”Barack Obama said the withdrawal meant the Trump administration had made the US one of “a small handful of nations that reject the future…I’m confident that our states, cities and businesses will step up and do even more to lead the way and help protect for future generations the one planet we’ve got”.
“Al Gore, who created the climate change documentary An Inconvenient Truth, said the decision was “reckless and indefensible, undermined America’s standing in the world and threatened to damage humanity’s ability to solve the climate crisis in time… but make no mistake: if President Trump won't lead, the American people will.”
“Even oil companies voiced opposition to pulling out of the agreement, with Exxon Mobil Corp and ConocoPhillips arguing that the US is better off with a seat at the table so it can influence global efforts to curb emissions.
“Walt Disney CEO Robert Iger and Tesla boss Elon Musk both announced their resignation from the President’s Council over the withdrawal.

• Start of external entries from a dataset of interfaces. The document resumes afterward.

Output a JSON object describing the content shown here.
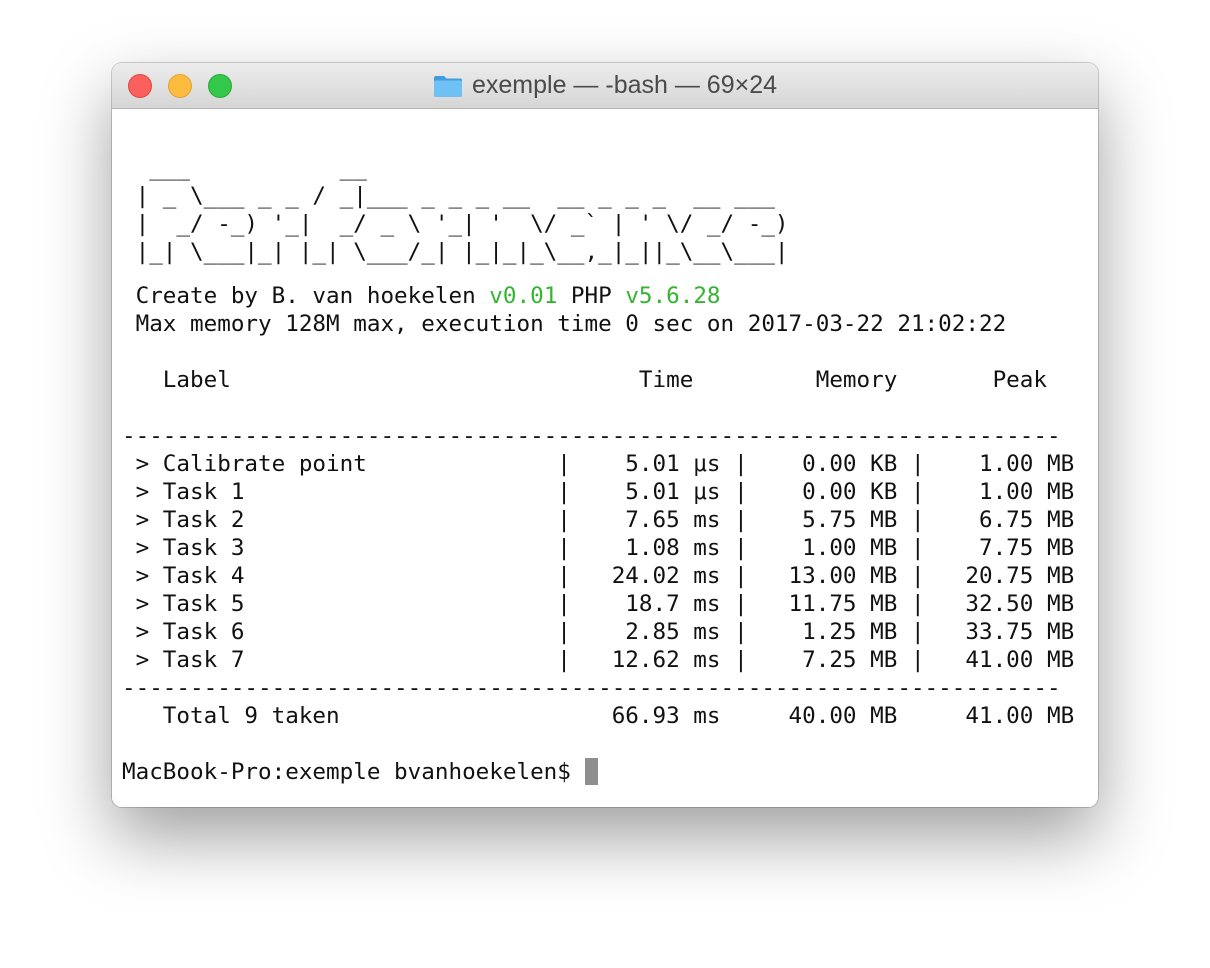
{
  "window": {
    "title": "exemple — -bash — 69×24",
    "folder_icon": "folder-icon",
    "folder_color": "#4aa7e8"
  },
  "terminal": {
    "banner": [
      "  ___           __",
      " | _ \\___ _ _ / _|___ _ _ _ __  __ _ _ _  __ ___",
      " |  _/ -_) '_|  _/ _ \\ '_| '  \\/ _` | ' \\/ _/ -_)",
      " |_| \\___|_| |_| \\___/_| |_|_|_\\__,_|_||_\\__\\___|"
    ],
    "info": {
      "created_prefix": " Create by B. van hoekelen ",
      "version": "v0.01",
      "php_label": " PHP ",
      "php_version": "v5.6.28",
      "memory_line": " Max memory 128M max, execution time 0 sec on 2017-03-22 21:02:22"
    },
    "header_line": "   Label                              Time         Memory       Peak",
    "separator": "---------------------------------------------------------------------",
    "rows": [
      " > Calibrate point              |    5.01 μs |    0.00 KB |    1.00 MB",
      " > Task 1                       |    5.01 μs |    0.00 KB |    1.00 MB",
      " > Task 2                       |    7.65 ms |    5.75 MB |    6.75 MB",
      " > Task 3                       |    1.08 ms |    1.00 MB |    7.75 MB",
      " > Task 4                       |   24.02 ms |   13.00 MB |   20.75 MB",
      " > Task 5                       |    18.7 ms |   11.75 MB |   32.50 MB",
      " > Task 6                       |    2.85 ms |    1.25 MB |   33.75 MB",
      " > Task 7                       |   12.62 ms |    7.25 MB |   41.00 MB"
    ],
    "total_line": "   Total 9 taken                    66.93 ms     40.00 MB     41.00 MB",
    "prompt": "MacBook-Pro:exemple bvanhoekelen$ ",
    "accent_color": "#34b531",
    "cursor_color": "#8e8e8e"
  }
}
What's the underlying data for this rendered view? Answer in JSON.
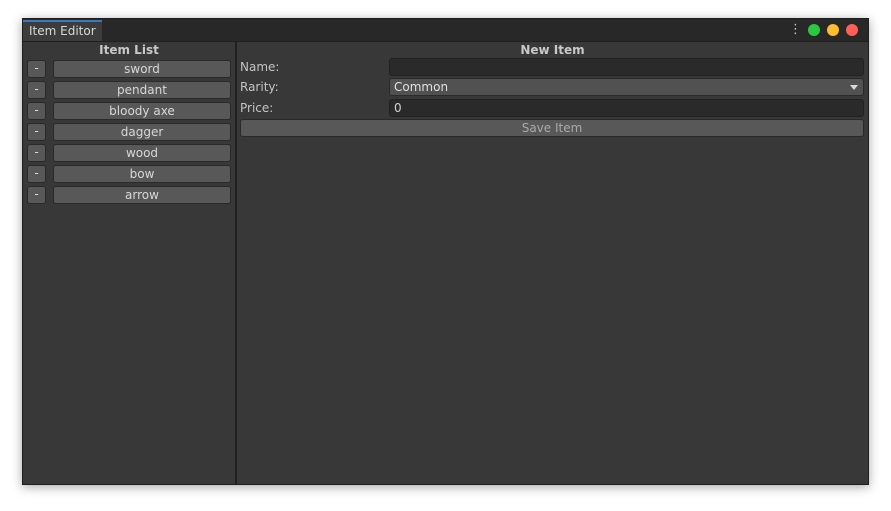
{
  "window": {
    "tab_title": "Item Editor",
    "menu_icon": "kebab-menu-icon",
    "controls": [
      "green-dot",
      "yellow-dot",
      "red-dot"
    ]
  },
  "item_list": {
    "title": "Item List",
    "remove_label": "-",
    "items": [
      "sword",
      "pendant",
      "bloody axe",
      "dagger",
      "wood",
      "bow",
      "arrow"
    ]
  },
  "new_item": {
    "title": "New Item",
    "name_label": "Name:",
    "name_value": "",
    "rarity_label": "Rarity:",
    "rarity_value": "Common",
    "price_label": "Price:",
    "price_value": "0",
    "save_label": "Save Item"
  },
  "colors": {
    "background": "#383838",
    "tab_accent": "#3a79bb",
    "button": "#585858",
    "input": "#2a2a2a"
  }
}
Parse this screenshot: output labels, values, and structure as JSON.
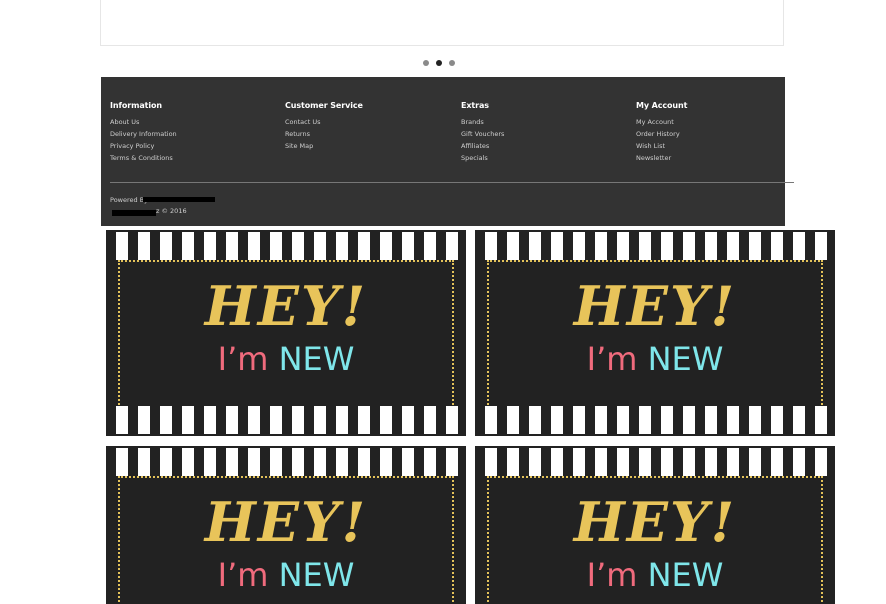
{
  "carousel": {
    "dots": 3,
    "active_index": 1
  },
  "footer": {
    "columns": [
      {
        "title": "Information",
        "links": [
          "About Us",
          "Delivery Information",
          "Privacy Policy",
          "Terms & Conditions"
        ]
      },
      {
        "title": "Customer Service",
        "links": [
          "Contact Us",
          "Returns",
          "Site Map"
        ]
      },
      {
        "title": "Extras",
        "links": [
          "Brands",
          "Gift Vouchers",
          "Affiliates",
          "Specials"
        ]
      },
      {
        "title": "My Account",
        "links": [
          "My Account",
          "Order History",
          "Wish List",
          "Newsletter"
        ]
      }
    ],
    "powered_label": "Powered By",
    "copyright_suffix": "z © 2016"
  },
  "banners": {
    "headline": "HEY!",
    "im": "I’m",
    "new": "NEW"
  },
  "colors": {
    "footer_bg": "#333333",
    "banner_bg": "#222222",
    "gold": "#e8c45a",
    "pink": "#f06b7d",
    "cyan": "#7fe6ea"
  }
}
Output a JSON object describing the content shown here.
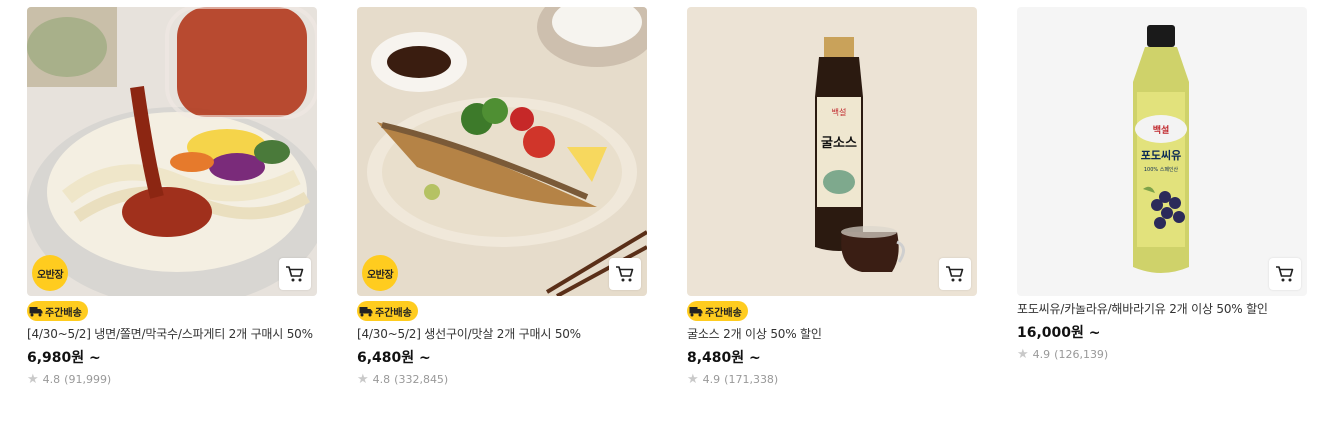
{
  "products": [
    {
      "badge": "오반장",
      "delivery": "주간배송",
      "title": "[4/30~5/2] 냉면/쫄면/막국수/스파게티 2개 구매시 50%",
      "price": "6,980원 ~",
      "rating": "4.8",
      "reviews": "(91,999)"
    },
    {
      "badge": "오반장",
      "delivery": "주간배송",
      "title": "[4/30~5/2] 생선구이/맛살 2개 구매시 50%",
      "price": "6,480원 ~",
      "rating": "4.8",
      "reviews": "(332,845)"
    },
    {
      "delivery": "주간배송",
      "title": "굴소스 2개 이상 50% 할인",
      "price": "8,480원 ~",
      "rating": "4.9",
      "reviews": "(171,338)",
      "bottle_label": "굴소스",
      "brand": "백설"
    },
    {
      "title": "포도씨유/카놀라유/해바라기유 2개 이상 50% 할인",
      "price": "16,000원 ~",
      "rating": "4.9",
      "reviews": "(126,139)",
      "bottle_label": "포도씨유",
      "brand": "백설",
      "bottle_sub": "100% 스페인산"
    }
  ],
  "icons": {
    "cart": "cart-icon",
    "star": "star-icon",
    "truck": "truck-icon"
  },
  "colors": {
    "badge_yellow": "#ffcc1f",
    "star_gray": "#c9c9c9"
  }
}
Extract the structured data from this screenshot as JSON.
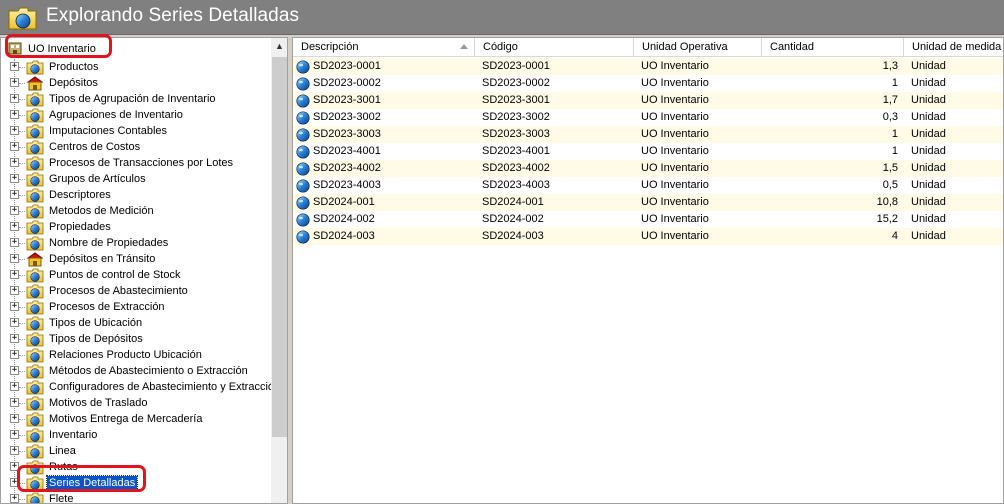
{
  "window": {
    "title": "Explorando Series Detalladas"
  },
  "tree": {
    "root_label": "UO Inventario",
    "items": [
      {
        "label": "Productos",
        "icon": "folder-icon"
      },
      {
        "label": "Depósitos",
        "icon": "warehouse-icon"
      },
      {
        "label": "Tipos de Agrupación de Inventario",
        "icon": "folder-globe-icon"
      },
      {
        "label": "Agrupaciones de Inventario",
        "icon": "folder-globe-icon"
      },
      {
        "label": "Imputaciones Contables",
        "icon": "folder-globe-icon"
      },
      {
        "label": "Centros de Costos",
        "icon": "folder-globe-icon"
      },
      {
        "label": "Procesos de Transacciones por Lotes",
        "icon": "folder-globe-icon"
      },
      {
        "label": "Grupos de Artículos",
        "icon": "folder-globe-icon"
      },
      {
        "label": "Descriptores",
        "icon": "folder-globe-icon"
      },
      {
        "label": "Metodos de Medición",
        "icon": "folder-globe-icon"
      },
      {
        "label": "Propiedades",
        "icon": "folder-globe-icon"
      },
      {
        "label": "Nombre de Propiedades",
        "icon": "folder-globe-icon"
      },
      {
        "label": "Depósitos en Tránsito",
        "icon": "warehouse-icon"
      },
      {
        "label": "Puntos de control de Stock",
        "icon": "folder-globe-icon"
      },
      {
        "label": "Procesos de Abastecimiento",
        "icon": "folder-globe-icon"
      },
      {
        "label": "Procesos de Extracción",
        "icon": "folder-globe-icon"
      },
      {
        "label": "Tipos de Ubicación",
        "icon": "folder-globe-icon"
      },
      {
        "label": "Tipos de Depósitos",
        "icon": "folder-globe-icon"
      },
      {
        "label": "Relaciones Producto Ubicación",
        "icon": "folder-globe-icon"
      },
      {
        "label": "Métodos de Abastecimiento o Extracción",
        "icon": "folder-globe-icon"
      },
      {
        "label": "Configuradores de Abastecimiento y Extracción",
        "icon": "folder-globe-icon"
      },
      {
        "label": "Motivos de Traslado",
        "icon": "folder-globe-icon"
      },
      {
        "label": "Motivos Entrega de Mercadería",
        "icon": "folder-globe-icon"
      },
      {
        "label": "Inventario",
        "icon": "folder-globe-icon"
      },
      {
        "label": "Linea",
        "icon": "folder-globe-icon"
      },
      {
        "label": "Rutas",
        "icon": "folder-globe-icon"
      },
      {
        "label": "Series Detalladas",
        "icon": "folder-globe-icon",
        "selected": true
      },
      {
        "label": "Flete",
        "icon": "folder-globe-icon"
      }
    ]
  },
  "grid": {
    "columns": [
      "Descripción",
      "Código",
      "Unidad Operativa",
      "Cantidad",
      "Unidad de medida"
    ],
    "rows": [
      [
        "SD2023-0001",
        "SD2023-0001",
        "UO Inventario",
        "1,3",
        "Unidad"
      ],
      [
        "SD2023-0002",
        "SD2023-0002",
        "UO Inventario",
        "1",
        "Unidad"
      ],
      [
        "SD2023-3001",
        "SD2023-3001",
        "UO Inventario",
        "1,7",
        "Unidad"
      ],
      [
        "SD2023-3002",
        "SD2023-3002",
        "UO Inventario",
        "0,3",
        "Unidad"
      ],
      [
        "SD2023-3003",
        "SD2023-3003",
        "UO Inventario",
        "1",
        "Unidad"
      ],
      [
        "SD2023-4001",
        "SD2023-4001",
        "UO Inventario",
        "1",
        "Unidad"
      ],
      [
        "SD2023-4002",
        "SD2023-4002",
        "UO Inventario",
        "1,5",
        "Unidad"
      ],
      [
        "SD2023-4003",
        "SD2023-4003",
        "UO Inventario",
        "0,5",
        "Unidad"
      ],
      [
        "SD2024-001",
        "SD2024-001",
        "UO Inventario",
        "10,8",
        "Unidad"
      ],
      [
        "SD2024-002",
        "SD2024-002",
        "UO Inventario",
        "15,2",
        "Unidad"
      ],
      [
        "SD2024-003",
        "SD2024-003",
        "UO Inventario",
        "4",
        "Unidad"
      ]
    ]
  },
  "colors": {
    "selection": "#0a54c8",
    "highlight": "#e0141e",
    "row_alt": "#fffbe6"
  }
}
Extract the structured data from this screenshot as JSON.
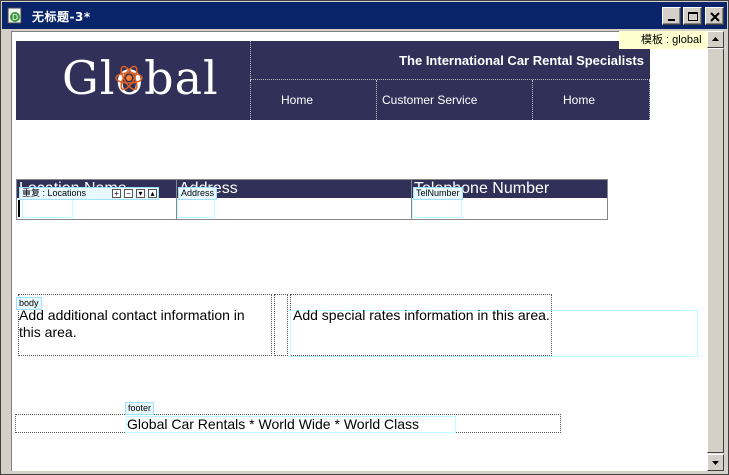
{
  "window": {
    "title": "无标题-3*"
  },
  "template_tag": "模板 : global",
  "header": {
    "logo_text": "Global",
    "tagline": "The International Car Rental Specialists",
    "nav": [
      "Home",
      "Customer Service",
      "Home"
    ]
  },
  "table": {
    "repeat_tag": "重复 : Locations",
    "columns": [
      "Location Name",
      "Address",
      "Telephone Number"
    ],
    "address_tag": "Address",
    "tel_tag": "TelNumber"
  },
  "body": {
    "tag": "body",
    "left_text": "Add additional contact information in this area.",
    "right_text": "Add special rates information in this area."
  },
  "footer": {
    "tag": "footer",
    "text": "Global Car Rentals * World Wide * World Class"
  },
  "colors": {
    "titlebar": "#0a246a",
    "header_bg": "#303058",
    "editable_border": "#bbffff"
  }
}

“Weather.com mocked the President today with sarcastic headlines splashed across its homepage. “Hmm, I did not see a forecast for shade when I checked the Weather Channel app this morning. Yet here it is!, tweeted Politico senior editor Alex Weprin.
“UK environmental law firm ClientEarth’s chief executive James Thornton said: “Trump’s decision to pull the US out of the Paris Agreement is an act of vandalism that has the potential to do great harm to current and future generations.”
“Critics argued that Mr Trump’s decision amounts to the US shirking its responsibility as the leader of the free world.”
Applause for Trump was confined to a handful of his advisers, his ardent followers in Trumpland, and disappointedly, to a handful of climate denier conservatives here, the usual suspects: Eric Abetz, Craig Kelly, Ian Macdonald, Chris Back, Tony Pasin, Ian Goodenough, George Christensen and of course the arch-denier, One Nation’s Malcolm Roberts, all of whom would have Australia follow Trump.
Adam Bandt was the only politician who exhibited guts, calling Trump a ‘climate criminal’ who should become a ‘world pariah’. "Trump has just threatened our security and our way of life. Time to dump Trump. Trump's 'axis of denial' is a greater threat to global security than terrorism."
So where does Trump’s action leave him? The Emperor with no clothes?
Hans Christian Anderson’s tale is an allegory that portrays a situation where many people believe something that is not true. The nub of the story is that, knowing the Emperor’s love of the finest clothes, two swindlers claiming to be weavers entered the Emperor’s city and proclaimed they were capable of making the finest, lightest, most magnificent cloth the world has ever seen. So extraordinary was this cloth it was invisible to anyone who was incompetent or stupid.
The latter day Emperor, Donald John Trump, believing the climate denier swindlers, dressed in their invisible ‘climate change is a hoax’ finery and appeared before the people of the world to announce his retreat from the Paris Accord. His ardent supporters, not wanting to be seen as incompetent or stupid, wildly applauded his bold announcement.
But far from it being left to a small boy to exclaim: “But the Emperor has no clothes”
, leaders from around the world, and even in his own country, seeing how naked was Trump, and knowing that they were neither incompetent or stupid, quickly pronounced in unambiguous language: “The Emperor has no clothes”.
Although nominally the most powerful person in the world, he now stands naked and exposed.
Trump has become irrelevant.